Long ball takes Classic by storm
Twenty home runs spread across five games, two hemispheres
Apparently, the world digs the long ball.
Sunday's World Baseball Classic menu brought the big crowds, the national pride and the all-out emotion, but it also brought round-trippers in never-before-seen numbers, a homer-happy hit parade in four different countries across two continents.
The rundown: Five games, 20 homers, one big upset, and plenty of heads shaking after an unexpected barrage of bleacher blasts.
Six of the homers came from the Cuban team alone in its 8-1 dismantling of South Africa in Pool B play in Mexico City.
Frederich Cepeda hit homers in his first two at-bats and Hector Olivera, Alfredo Despaigne, Yulieski Gourriel and Yoennis Cespedes also went deep for the Cubans, who set a Classic record with the six homers in a game, breaking the previous mark of four set by the Dominican Republic on March 7, 2006, against Venezuela.
"Psychologically, it's very important, especially with the outcome we had," Cepeda said of the homers. "To be able to stay on top, start on top, because it shows that the Cuban team is doing excellent."
Cuba wasn't the only country putting on a Sunday power show, though.
In the biggest upset of the day, Australia pulled out its walloping sticks, routing the heavily favored -- and host -- Mexican team by a score of 17-7 and hitting four balls out in the process. Meanwhile, Mexico added a couple of homers of its own to make it 12 for the day at Foro Sol Stadium.
For the Aussies, unsigned Major League free agent Chris Snelling hit a pair of long balls and possibly earned himself a contract in one night. He was joined in the big-fly bash by countrymates Luke Hughes and Ben Risinger. Mexico's homers were hit by Jorge Vazquez and Alfredo Amezaga.
According to Australian manager Jon Deeble, the 22 hits pounded out by his team in the game were more important and reflective of a patient general approach than the occasional lucky one that clears the wall.
"We didn't go out there to hit home runs," Deeble said. "That wasn't our game plan. It was to go out there and have quality at-bats. I thought our batters were very patient ... and we were lucky enough to get some pitches out in the zone, and our guys drove them. Twenty-two hits was a pretty good effort."
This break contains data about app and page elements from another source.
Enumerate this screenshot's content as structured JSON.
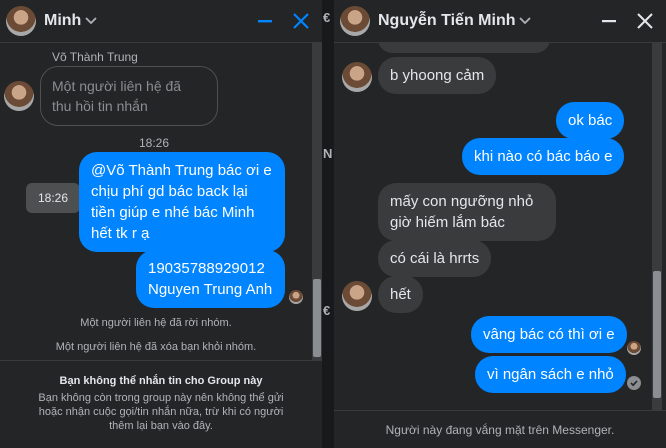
{
  "left_chat": {
    "header": {
      "name": "Minh"
    },
    "messages": {
      "sender_name": "Võ Thành Trung",
      "reply_preview": [
        "Một người liên hệ đã",
        "thu hồi tin nhắn"
      ],
      "timestamp": "18:26",
      "hover_time": "18:26",
      "outgoing_1": {
        "mention": "@Võ Thành Trung",
        "lines": [
          " bác ơi e",
          "chịu phí gd bác back lại",
          "tiền giúp e nhé bác Minh",
          "hết tk r ạ"
        ]
      },
      "outgoing_2": [
        "19035788929012",
        "Nguyen Trung Anh"
      ]
    },
    "system_messages": [
      "Một người liên hệ đã rời nhóm.",
      "Một người liên hệ đã xóa bạn khỏi nhóm."
    ],
    "footer": {
      "title": "Bạn không thể nhắn tin cho Group này",
      "description": "Bạn không còn trong group này nên không thể gửi hoặc nhận cuộc gọi/tin nhắn nữa, trừ khi có người thêm lại bạn vào đây."
    }
  },
  "right_chat": {
    "header": {
      "name": "Nguyễn Tiến Minh"
    },
    "messages": [
      {
        "dir": "in",
        "lines": [
          "b yhoong cảm"
        ]
      },
      {
        "dir": "out",
        "lines": [
          "ok bác"
        ]
      },
      {
        "dir": "out",
        "lines": [
          "khi nào có bác báo e"
        ]
      },
      {
        "dir": "in",
        "lines": [
          "mấy con ngưỡng nhỏ",
          "giờ hiếm lắm bác"
        ]
      },
      {
        "dir": "in",
        "lines": [
          "có cái là hrrts"
        ]
      },
      {
        "dir": "in",
        "lines": [
          "hết"
        ]
      },
      {
        "dir": "out",
        "lines": [
          "vâng bác có thì ơi e"
        ]
      },
      {
        "dir": "out",
        "lines": [
          "vì ngân sách e nhỏ"
        ]
      }
    ],
    "footer": {
      "status": "Người này đang vắng mặt trên Messenger."
    }
  },
  "behind_window_peek": [
    "€",
    "N",
    "€"
  ],
  "colors": {
    "background": "#18191a",
    "panel": "#242526",
    "incoming_bubble": "#3a3b3c",
    "outgoing_bubble": "#0084ff",
    "accent": "#0084ff"
  },
  "icons": {
    "header_dropdown": "chevron-down-icon",
    "minimize": "minimize-icon",
    "close": "close-icon",
    "sent": "check-circle-icon"
  }
}
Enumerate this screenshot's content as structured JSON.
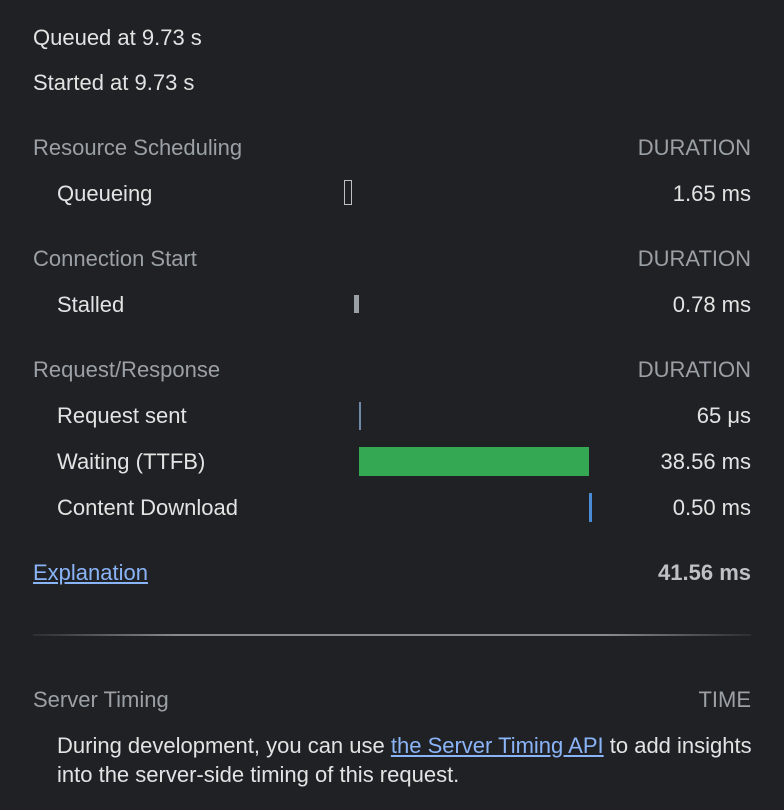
{
  "timing": {
    "queued_at": "Queued at 9.73 s",
    "started_at": "Started at 9.73 s"
  },
  "sections": {
    "resource_scheduling": {
      "title": "Resource Scheduling",
      "duration_header": "DURATION",
      "rows": [
        {
          "label": "Queueing",
          "value": "1.65 ms"
        }
      ]
    },
    "connection_start": {
      "title": "Connection Start",
      "duration_header": "DURATION",
      "rows": [
        {
          "label": "Stalled",
          "value": "0.78 ms"
        }
      ]
    },
    "request_response": {
      "title": "Request/Response",
      "duration_header": "DURATION",
      "rows": [
        {
          "label": "Request sent",
          "value": "65 μs"
        },
        {
          "label": "Waiting (TTFB)",
          "value": "38.56 ms"
        },
        {
          "label": "Content Download",
          "value": "0.50 ms"
        }
      ]
    }
  },
  "footer": {
    "explanation_link": "Explanation",
    "total": "41.56 ms"
  },
  "server_timing": {
    "title": "Server Timing",
    "time_header": "TIME",
    "text_before": "During development, you can use ",
    "link_text": "the Server Timing API",
    "text_after": " to add insights into the server-side timing of this request."
  },
  "colors": {
    "background": "#202124",
    "waiting_bar": "#34a853",
    "download_bar": "#4a8bd6",
    "stalled_bar": "#9aa0a6",
    "link": "#8ab4f8"
  }
}
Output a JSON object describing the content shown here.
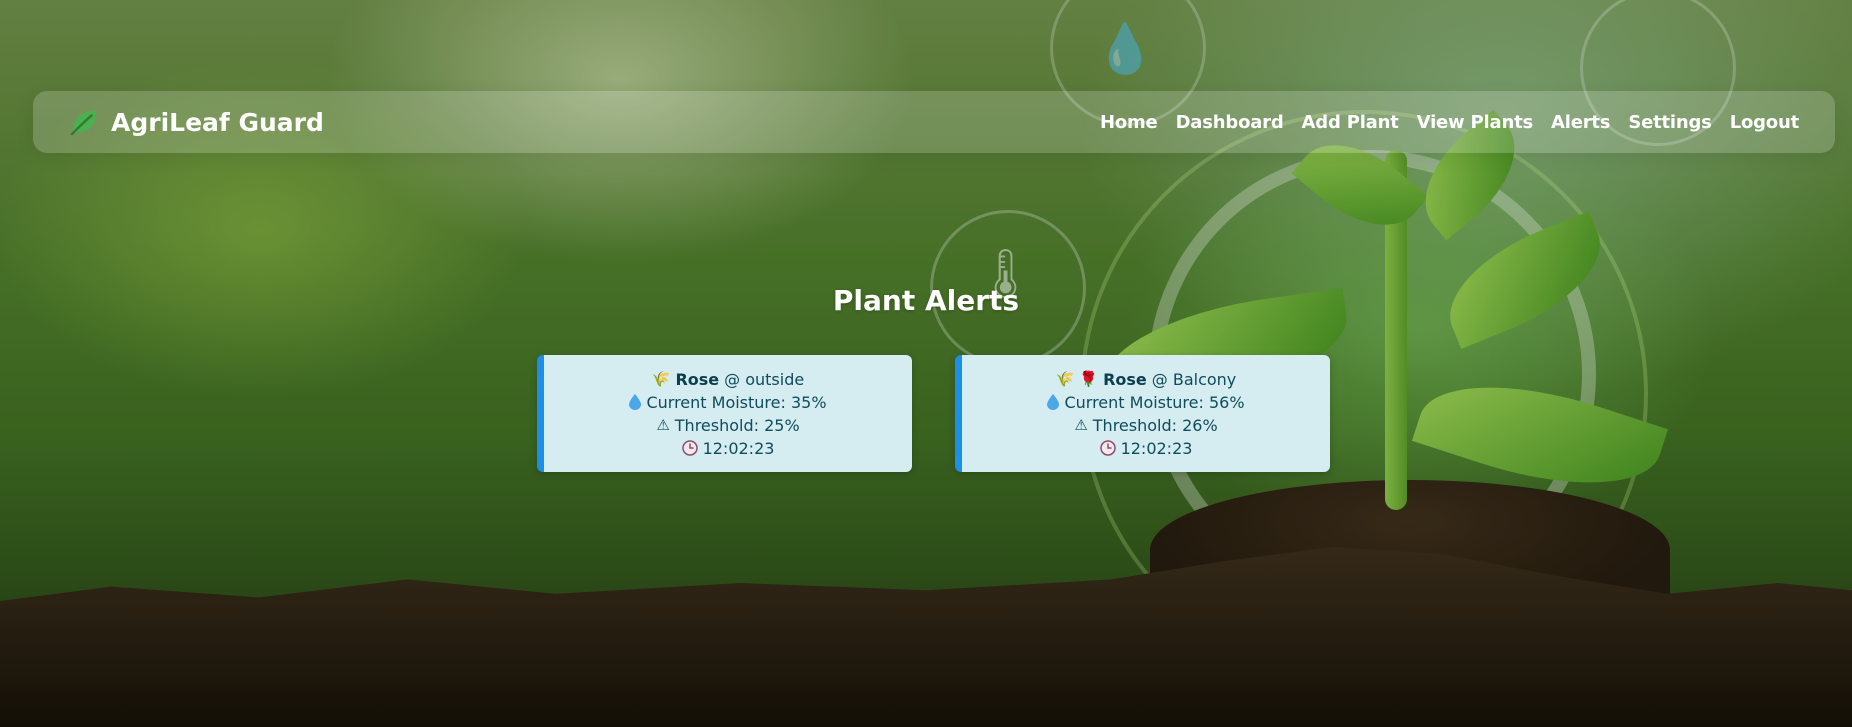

And so were the 16 rapped out by the United States, three of which were crucial homers in a runaway 15-6 shellacking of championship contender Venezuela.
For the second straight game, both Team USA wins, Kevin Youkilis and Adam Dunn each homered, and Ryan Braun chipped in with a pinch-hit blast late in the game. Venezuela also got a homer, from Carlos Guillen.
The Dominican Republic team made the most of its three home runs -- two by Miguel Olivo and one by Nelson Cruz to stave off elimination by knocking Panama out of the tournament in a 9-0 win. That had to have helped team morale after the Dominicans' stunning 3-2 defeat to the unheralded Netherlands team on Saturday.
"The Dominican fans have to be patient," Olivo said after Sunday's game. "We can play ball here. Anybody can win a game for the team. Today, it was me and [Nelson] Cruz. But it could have been [David] Ortiz or [Miguel] Tejada."
"It was good even though our backs were against the wall," Dominican manager Felipe Alou added. "It is still against the wall, but this victory was a big one for us. It shows that the team can hit and can hit home runs."
Maybe the biggest surprise of the day was the fact that the Korean team eliminated China with a 14-0 mercy-rule win, and only had one tater -- a two-run shot by Bum Ho Lee.
Korea's winning pitcher Sunday, Suk-Min Yoon, said what was probably on every victorious hurler's mind as he watched his portion of the 20 homers sail out of the four World Baseball Classic first-round stadiums.
"In this game, we were able to score runs," Yoon said. "So that relieved the pressure."
Doug Miller is reporter for MLB.com. This story was not subject to the approval of Major League Baseball or its clubs.